Benny Lewis and his website fluent in 3 months were a huge influence to me when I began learning my first new language. With school educations force-feeding you grammar, endless internet resources only providing you with further podcasts and learning materials, and internet forums dominated by language-learning problems and cynically predicted times for fluency acquisition, it was fantastic to have a voice of positivity shining through like Benny.
After reading his guide, I quickly stopped my saga of reading through piles of books on Italian and instead started to immediately find actual Italian people to go and talk to. From that day on my progress has been fantastic, and I used similar principles later on when I went on to learn Japanese. I have his book and advice to thank for that.
During my first three months of learning Italian I would read his blog everyday, hungry for new posts, monitoring my progress and craving to find out just how he was becoming fluent so quickly. Towards the end of those three months this excited craving started to turn more into disappointment as I realised I was never going to be anywhere near fluency by the time the 90 days were up. I wondered how he was managing to do it and I wasn’t.
This was about 2 years ago when Benny first embarked on his crusade to get a C1 in Chinese in just 3 months. I believe his blog has changed a bit since then. His definition of fluency is something along the lines of ‘being able to participate in conversations without having to slow natives down and being able to express myself clearly’. I felt this was a nice definition and target; something practical, unacademic and achievable. He too believed it was achievable, in three months at that, and I think when he started to learn Chinese he honestly believed he would get somewhere near in those 3 months.
To have him talking about reaching that level in a language like Chinese while I was still so far away from anything close in (the comparatively much easier) Italian, was a feeling that bred both intrigue and at times despair. I think it was why I read his blog so avidly, I wanted his secret.
But in the end the secret was simple; he just wasn’t getting fluent in 3 months. Of course in some ways this is no secret… he’ll be the first now to admit that his aim for C1 in Chinese or (recently) Arabic only acts as a high bar that he sets to push himself to go as far as possible.

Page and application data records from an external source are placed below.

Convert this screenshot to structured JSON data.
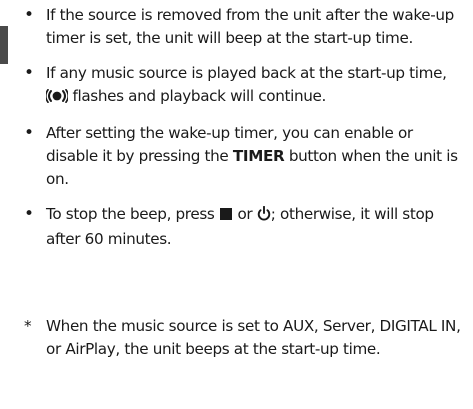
{
  "notes": [
    {
      "text": "If the source is removed from the unit after the wake-up timer is set, the unit will beep at the start-up time."
    },
    {
      "before": "If any music source is played back at the start-up time, ",
      "icon": "radio-waves-icon",
      "after": " flashes and playback will continue."
    },
    {
      "before": "After setting the wake-up timer, you can enable or disable it by pressing the ",
      "bold": "TIMER",
      "after": " button when the unit is on."
    },
    {
      "before": "To stop the beep, press ",
      "icon1": "stop-square-icon",
      "middle": " or ",
      "icon2": "power-icon",
      "after": "; otherwise, it will stop after 60 minutes."
    }
  ],
  "footnote": {
    "marker": "*",
    "text": "When the music source is set to AUX, Server, DIGITAL IN, or AirPlay, the unit beeps at the start-up time."
  }
}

However I still think that this is at heart a little deceitful and false. I can understand why you would set the bar high, but why to something impossible? An architect who lays down the plans for a building tries to give the shortest time possible for his construction, and a good architect achieves it in this shortest time possible. You don’t need to make ridiculously high aims in order to achieve your maximum, and if you do, why not just say a B2 in Arabic or Chinese? You’ll still be extremely unlikely to get there. One has to admit that in saying a ‘C1’, he is in some way admitting or alluding to that it is within his capability.
In this way he has a brand; fluent in 3 months, and hence he has to maintain the ‘C1’ in his endeavours. Though due to the trials presented to him, over the last 2 years I believe he’s had to change the brand into more of an aim than an actual feasible achievement.
But I must admit that it doesn’t feel nice to be negative about Benny, it makes me feel another naysayer like those I criticised in the first paragraph of this post. I don’t read his blog anymore because I don’t think it offers so much helpful advice once you’re past the initial jerk of getting going in a language, though for many – including myself once – this getting going is the hardest part, and there’s no-one better than him for getting you over that hurdle. For this he is a real great force on the internet, and I’ve met hundreds of expats in my travels who could greatly do with his advice.
I just wanted to spare you from feeling like I did once; being slightly disheartened as if I were – despite my hardest efforts – never able to come even close to this enigmatic authority of online language learning. No-one can get fluent (at least to what I feel is a worthy definition) in 3 months, languages by their nature take time. And I don’t believe admitting this makes me a naysayer, but just a reasonable person. However this doesn’t mean that you can’t still get super impressive after 3 months and be having conversations about anything with anyone you meet. So use Benny and his advice to get there, and have fun along the way, but don’t be bothered about the whole fluent in 3 months thing; it’s just a branding issue that he’s roped himself into.